EXERCISE DETAILS: Take each line in the entries below that holds "Inspection" and show it.

EXTRACTED MATERIAL:
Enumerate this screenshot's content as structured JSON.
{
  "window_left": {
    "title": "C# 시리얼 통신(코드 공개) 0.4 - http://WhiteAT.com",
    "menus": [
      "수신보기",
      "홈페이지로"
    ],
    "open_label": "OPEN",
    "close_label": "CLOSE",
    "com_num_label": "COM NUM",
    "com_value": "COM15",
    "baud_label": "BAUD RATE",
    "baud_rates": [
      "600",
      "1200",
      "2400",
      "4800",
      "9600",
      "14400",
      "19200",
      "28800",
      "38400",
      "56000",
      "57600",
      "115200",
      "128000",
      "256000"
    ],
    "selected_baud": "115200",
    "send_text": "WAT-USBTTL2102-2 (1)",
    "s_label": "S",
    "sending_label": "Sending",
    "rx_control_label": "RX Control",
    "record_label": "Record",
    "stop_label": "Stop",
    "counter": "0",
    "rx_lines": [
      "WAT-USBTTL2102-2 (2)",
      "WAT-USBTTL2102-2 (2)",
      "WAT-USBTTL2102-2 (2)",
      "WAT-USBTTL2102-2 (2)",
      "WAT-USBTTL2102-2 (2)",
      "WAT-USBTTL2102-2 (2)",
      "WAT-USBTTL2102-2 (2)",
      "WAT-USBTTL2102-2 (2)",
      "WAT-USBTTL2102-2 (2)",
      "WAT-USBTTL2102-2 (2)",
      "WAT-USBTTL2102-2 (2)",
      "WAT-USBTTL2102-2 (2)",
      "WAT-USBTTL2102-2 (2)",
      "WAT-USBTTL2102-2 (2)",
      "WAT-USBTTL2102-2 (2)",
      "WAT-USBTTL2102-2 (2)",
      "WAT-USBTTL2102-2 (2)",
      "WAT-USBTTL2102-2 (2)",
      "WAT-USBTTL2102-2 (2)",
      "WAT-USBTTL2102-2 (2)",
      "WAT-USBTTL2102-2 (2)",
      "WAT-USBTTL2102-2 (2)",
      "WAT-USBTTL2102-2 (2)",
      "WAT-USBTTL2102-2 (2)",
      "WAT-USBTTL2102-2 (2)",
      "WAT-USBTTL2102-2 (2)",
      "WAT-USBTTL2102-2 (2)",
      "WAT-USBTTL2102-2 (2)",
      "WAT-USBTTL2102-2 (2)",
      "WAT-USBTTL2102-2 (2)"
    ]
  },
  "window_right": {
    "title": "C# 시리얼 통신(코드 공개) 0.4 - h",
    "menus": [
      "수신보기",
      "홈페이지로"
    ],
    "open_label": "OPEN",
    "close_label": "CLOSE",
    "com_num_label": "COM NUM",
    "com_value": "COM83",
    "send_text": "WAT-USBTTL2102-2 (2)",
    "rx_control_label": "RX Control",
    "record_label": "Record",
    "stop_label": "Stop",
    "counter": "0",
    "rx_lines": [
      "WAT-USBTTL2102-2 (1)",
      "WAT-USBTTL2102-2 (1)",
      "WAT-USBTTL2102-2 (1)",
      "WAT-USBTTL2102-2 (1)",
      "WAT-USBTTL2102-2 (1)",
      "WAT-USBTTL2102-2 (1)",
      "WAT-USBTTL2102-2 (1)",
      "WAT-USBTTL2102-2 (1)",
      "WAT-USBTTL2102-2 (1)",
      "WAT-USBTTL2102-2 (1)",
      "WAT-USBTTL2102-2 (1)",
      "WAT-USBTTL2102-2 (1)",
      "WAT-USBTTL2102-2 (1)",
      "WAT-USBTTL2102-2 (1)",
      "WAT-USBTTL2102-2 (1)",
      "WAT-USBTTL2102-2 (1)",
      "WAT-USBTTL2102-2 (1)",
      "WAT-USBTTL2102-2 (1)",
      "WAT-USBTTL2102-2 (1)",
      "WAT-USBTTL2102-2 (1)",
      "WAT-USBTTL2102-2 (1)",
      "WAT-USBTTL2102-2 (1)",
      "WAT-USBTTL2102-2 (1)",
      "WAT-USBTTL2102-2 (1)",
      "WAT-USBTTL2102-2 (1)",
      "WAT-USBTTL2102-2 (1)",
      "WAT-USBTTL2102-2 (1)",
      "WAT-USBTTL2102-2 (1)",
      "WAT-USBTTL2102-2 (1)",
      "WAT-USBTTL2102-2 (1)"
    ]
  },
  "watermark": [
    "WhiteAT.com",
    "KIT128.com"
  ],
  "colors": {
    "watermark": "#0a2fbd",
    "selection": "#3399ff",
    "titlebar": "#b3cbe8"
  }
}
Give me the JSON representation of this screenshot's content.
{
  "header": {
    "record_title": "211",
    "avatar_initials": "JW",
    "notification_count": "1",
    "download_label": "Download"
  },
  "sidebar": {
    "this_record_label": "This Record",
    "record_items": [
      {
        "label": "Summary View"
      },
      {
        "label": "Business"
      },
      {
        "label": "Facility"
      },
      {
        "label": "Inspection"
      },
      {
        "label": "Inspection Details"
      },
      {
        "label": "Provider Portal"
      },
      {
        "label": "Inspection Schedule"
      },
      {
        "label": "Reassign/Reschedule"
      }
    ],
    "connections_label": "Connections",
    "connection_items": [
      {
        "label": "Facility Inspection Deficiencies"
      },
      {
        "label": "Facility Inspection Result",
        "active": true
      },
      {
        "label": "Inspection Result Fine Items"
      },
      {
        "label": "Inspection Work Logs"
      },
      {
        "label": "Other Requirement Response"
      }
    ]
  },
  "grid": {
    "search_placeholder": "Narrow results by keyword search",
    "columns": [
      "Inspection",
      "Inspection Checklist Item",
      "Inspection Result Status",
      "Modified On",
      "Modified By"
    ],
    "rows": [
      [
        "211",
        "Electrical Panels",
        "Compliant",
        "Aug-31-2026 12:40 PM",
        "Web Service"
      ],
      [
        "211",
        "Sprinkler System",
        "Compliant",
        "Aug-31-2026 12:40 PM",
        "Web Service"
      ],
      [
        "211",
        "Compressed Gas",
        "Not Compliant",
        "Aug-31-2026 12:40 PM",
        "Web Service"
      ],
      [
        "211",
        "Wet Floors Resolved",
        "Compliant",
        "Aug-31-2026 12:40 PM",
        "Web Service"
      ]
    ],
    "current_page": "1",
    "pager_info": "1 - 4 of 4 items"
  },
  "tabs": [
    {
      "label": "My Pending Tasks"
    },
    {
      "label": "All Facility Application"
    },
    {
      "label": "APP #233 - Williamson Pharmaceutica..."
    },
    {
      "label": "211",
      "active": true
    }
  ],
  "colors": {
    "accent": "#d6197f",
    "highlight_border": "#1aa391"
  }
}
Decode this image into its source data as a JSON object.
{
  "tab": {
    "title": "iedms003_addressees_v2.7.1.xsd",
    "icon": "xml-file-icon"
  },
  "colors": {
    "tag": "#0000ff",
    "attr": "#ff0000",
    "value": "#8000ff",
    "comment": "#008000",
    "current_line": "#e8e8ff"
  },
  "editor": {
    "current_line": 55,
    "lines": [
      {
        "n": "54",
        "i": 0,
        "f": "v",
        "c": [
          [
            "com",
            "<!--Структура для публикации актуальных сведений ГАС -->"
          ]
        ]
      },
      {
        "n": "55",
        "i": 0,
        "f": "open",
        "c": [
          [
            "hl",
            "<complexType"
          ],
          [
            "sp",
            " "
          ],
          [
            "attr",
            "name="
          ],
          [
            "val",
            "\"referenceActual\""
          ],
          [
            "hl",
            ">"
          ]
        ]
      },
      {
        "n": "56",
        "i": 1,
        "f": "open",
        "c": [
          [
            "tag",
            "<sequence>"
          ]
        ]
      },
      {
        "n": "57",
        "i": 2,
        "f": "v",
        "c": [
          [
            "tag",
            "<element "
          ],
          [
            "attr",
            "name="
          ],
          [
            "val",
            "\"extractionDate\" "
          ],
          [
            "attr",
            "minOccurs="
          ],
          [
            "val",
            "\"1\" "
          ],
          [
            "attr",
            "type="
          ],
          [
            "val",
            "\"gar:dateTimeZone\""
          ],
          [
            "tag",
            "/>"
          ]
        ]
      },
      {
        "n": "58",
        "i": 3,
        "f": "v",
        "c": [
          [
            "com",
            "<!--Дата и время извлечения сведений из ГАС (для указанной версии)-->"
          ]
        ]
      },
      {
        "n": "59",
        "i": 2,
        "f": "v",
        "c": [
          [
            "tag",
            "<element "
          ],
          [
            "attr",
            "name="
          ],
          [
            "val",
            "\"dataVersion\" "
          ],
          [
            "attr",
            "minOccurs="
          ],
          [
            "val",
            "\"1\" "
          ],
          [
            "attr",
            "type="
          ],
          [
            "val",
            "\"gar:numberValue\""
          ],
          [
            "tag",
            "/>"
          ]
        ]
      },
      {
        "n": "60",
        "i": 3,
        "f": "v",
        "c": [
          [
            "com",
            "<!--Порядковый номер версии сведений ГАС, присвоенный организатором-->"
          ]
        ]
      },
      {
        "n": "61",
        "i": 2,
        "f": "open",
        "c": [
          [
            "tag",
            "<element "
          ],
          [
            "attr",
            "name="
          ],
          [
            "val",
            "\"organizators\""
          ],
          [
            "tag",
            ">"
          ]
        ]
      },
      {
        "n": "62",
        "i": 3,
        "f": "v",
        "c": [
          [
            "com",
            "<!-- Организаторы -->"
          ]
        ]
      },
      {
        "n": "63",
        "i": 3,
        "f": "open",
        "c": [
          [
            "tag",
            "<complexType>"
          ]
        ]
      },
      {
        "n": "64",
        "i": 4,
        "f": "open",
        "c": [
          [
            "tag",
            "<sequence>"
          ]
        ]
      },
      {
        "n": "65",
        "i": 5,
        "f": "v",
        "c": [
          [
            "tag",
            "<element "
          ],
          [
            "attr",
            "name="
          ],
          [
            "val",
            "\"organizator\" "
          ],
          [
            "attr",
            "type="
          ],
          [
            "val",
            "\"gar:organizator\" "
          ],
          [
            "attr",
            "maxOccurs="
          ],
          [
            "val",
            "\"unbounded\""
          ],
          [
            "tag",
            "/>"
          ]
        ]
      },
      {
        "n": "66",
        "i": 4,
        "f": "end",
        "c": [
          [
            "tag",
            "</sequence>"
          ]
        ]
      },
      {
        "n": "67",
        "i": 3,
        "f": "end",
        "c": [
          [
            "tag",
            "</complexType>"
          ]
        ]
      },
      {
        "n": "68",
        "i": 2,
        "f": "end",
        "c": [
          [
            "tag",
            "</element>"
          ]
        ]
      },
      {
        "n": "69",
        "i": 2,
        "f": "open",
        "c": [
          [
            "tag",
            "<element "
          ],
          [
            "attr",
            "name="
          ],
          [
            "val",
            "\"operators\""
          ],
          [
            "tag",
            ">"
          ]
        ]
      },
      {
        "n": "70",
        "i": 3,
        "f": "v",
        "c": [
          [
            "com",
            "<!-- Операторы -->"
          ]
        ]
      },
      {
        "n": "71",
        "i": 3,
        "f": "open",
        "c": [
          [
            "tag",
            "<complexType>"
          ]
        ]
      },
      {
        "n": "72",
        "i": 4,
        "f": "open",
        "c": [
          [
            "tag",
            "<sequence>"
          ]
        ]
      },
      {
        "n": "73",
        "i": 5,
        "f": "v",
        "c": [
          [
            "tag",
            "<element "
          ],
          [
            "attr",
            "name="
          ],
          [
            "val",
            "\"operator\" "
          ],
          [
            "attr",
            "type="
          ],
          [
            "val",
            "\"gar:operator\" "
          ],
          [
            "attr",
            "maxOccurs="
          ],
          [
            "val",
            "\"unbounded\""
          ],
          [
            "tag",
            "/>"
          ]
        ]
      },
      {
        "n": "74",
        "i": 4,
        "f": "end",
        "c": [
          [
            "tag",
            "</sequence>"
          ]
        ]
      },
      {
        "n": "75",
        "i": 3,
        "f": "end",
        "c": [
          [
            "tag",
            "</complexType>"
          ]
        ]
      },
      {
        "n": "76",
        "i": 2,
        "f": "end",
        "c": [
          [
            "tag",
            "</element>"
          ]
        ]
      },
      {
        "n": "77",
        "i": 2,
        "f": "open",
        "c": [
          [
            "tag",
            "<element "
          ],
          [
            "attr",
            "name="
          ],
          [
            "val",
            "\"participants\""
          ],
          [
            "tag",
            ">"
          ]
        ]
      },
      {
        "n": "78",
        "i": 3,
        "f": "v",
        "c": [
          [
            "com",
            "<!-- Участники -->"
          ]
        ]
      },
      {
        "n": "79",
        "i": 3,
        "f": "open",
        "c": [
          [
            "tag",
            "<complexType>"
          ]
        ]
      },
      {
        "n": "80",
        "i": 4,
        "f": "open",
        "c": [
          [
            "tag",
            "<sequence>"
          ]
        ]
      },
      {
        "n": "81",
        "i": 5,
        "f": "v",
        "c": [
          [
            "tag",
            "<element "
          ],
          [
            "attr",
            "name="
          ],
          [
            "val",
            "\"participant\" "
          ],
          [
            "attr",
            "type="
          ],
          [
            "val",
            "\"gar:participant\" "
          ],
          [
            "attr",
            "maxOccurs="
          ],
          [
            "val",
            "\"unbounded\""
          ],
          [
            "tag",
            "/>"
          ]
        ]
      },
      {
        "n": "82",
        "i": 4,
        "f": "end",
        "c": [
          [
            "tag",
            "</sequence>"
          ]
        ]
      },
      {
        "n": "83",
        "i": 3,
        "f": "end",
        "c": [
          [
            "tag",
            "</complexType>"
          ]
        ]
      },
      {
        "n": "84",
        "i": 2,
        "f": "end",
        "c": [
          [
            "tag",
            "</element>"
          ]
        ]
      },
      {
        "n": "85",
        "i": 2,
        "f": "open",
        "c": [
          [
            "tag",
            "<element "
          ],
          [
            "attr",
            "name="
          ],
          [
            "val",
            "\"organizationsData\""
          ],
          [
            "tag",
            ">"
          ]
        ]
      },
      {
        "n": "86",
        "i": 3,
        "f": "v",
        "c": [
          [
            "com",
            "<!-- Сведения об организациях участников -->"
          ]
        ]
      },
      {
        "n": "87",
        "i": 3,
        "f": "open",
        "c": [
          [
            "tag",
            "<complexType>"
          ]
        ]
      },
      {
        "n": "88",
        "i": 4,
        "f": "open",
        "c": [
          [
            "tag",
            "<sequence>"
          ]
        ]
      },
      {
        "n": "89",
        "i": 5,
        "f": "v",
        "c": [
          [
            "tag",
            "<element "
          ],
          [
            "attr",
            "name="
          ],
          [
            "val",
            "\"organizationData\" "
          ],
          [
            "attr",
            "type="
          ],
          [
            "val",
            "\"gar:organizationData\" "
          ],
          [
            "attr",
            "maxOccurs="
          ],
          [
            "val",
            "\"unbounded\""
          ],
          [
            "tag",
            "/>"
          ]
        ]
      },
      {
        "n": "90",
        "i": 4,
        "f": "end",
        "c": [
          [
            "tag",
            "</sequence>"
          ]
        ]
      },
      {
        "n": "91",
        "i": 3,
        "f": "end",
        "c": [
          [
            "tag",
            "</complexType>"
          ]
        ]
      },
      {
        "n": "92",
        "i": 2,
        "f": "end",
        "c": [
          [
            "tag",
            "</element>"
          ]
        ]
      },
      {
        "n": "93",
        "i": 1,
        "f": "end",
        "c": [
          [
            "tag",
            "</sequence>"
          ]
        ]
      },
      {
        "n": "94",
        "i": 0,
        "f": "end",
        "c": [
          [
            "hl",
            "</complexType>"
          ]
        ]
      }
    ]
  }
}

EXPECTED ANSWER:
        "label": "Inspection"
        "label": "Inspection Details"
        "label": "Inspection Schedule"
        "label": "Facility Inspection Deficiencies"
        "label": "Facility Inspection Result",
        "label": "Inspection Result Fine Items"
        "label": "Inspection Work Logs"
      "Inspection",
      "Inspection Checklist Item",
      "Inspection Result Status",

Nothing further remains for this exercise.